Initially, the couple thought they would simply patch her up and sail her to a reliable yard in the States or Caribbean for a refit. But after assessing the skills of local Brazilian shipwrights and the availability of "amazing" local lumber, they got a bit carried away: "At this point we have replaced all the floors in the boat with new ones out of Ipe. . . all frames on the starboard side have been replaced with Angelim Vermelho."
As the photo shows, the planking process is well underway on one side, but – believe it or not – what you see is only one of two layers of planking. The outer "skin" will be of flawless Cumaru lumber. "In this case, beauty will not just be skin-deep," says Holger. Look for more photos and details on the refit in the November issue of Latitude 38.

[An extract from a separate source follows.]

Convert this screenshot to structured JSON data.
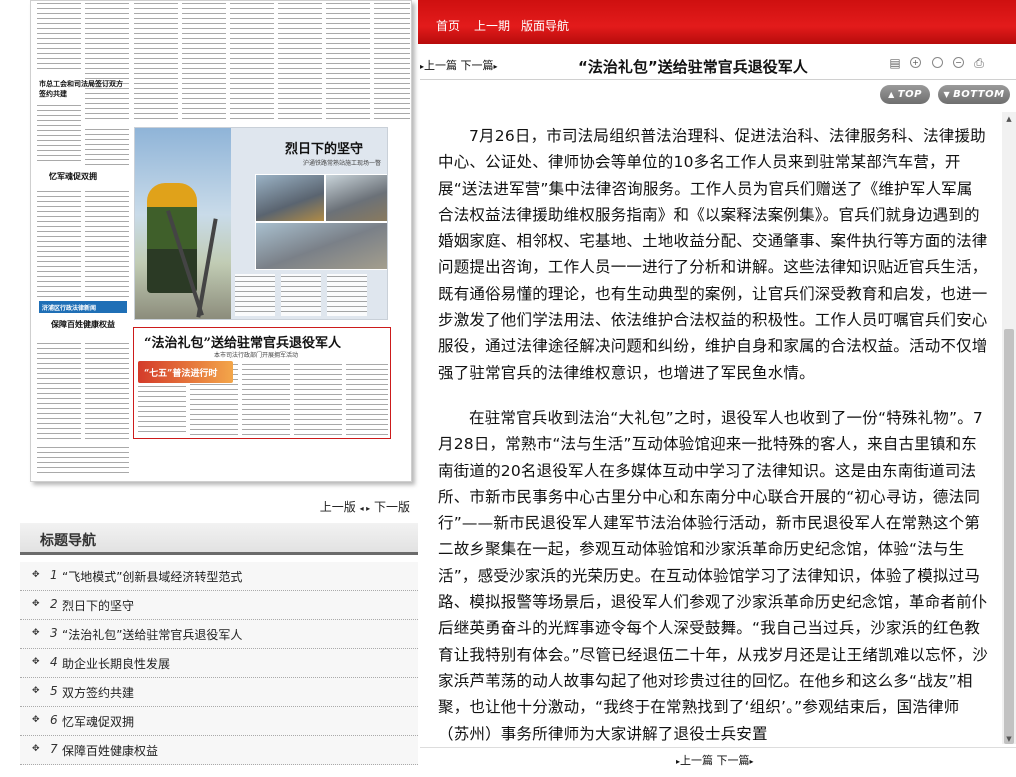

Based on data culled from the Ha-Ha entry forms, Honcho Lauren Spindler reports that although the number of paid entries is down from 183 last year to just 178 this year, the number of people expected to participate will be up by more than 10% – 680 versus 601.
It’s expected that there will be about 20 kids under the age of 18, which is down from 26 last year. What follows is a list of current entries with kids. Just click on the boat name to email the owners about meeting up before the start of the Ha-Ha.
Ketching Up – Three boys ages 6, 8 and 9.
Meridian – Two girls ages 6 and 8.
Merry Rowe – Two boys ages 7 and 10.
Oasis – Two boys 4 and 6.
Pangea – One boy age 15.
Tropical Dance – Two girls both age 17.
Pepe – One girl age 1.
Wingstar – One boy age 6, one girl age 8.
Volare – One girl age 4, one boy age 6.
Tin Soldier – One boy age 11.
The oldest sailors who have signed up for the Ha-Ha are James and Doris Maxwell of Jim ‘N I, who are 81 and 80. You be careful out there! Other seniors include 78-year-old Maurice Fisher, crew on Mocakyki; 76-year-olds Richard Callahan, crew on Liberty, and James Rhodes, crew Crème Brulee. Then there are 75-year-olds Dan Swett, owner of Deliverance, and Kathleen Zediker, crew on New Moon.
There are at least four female skippers: Diane Brown of Footloose, Patsy Verhoeven of Talion, Lori Warner on Wild Rose, and Doña de Mallorca on Profligate.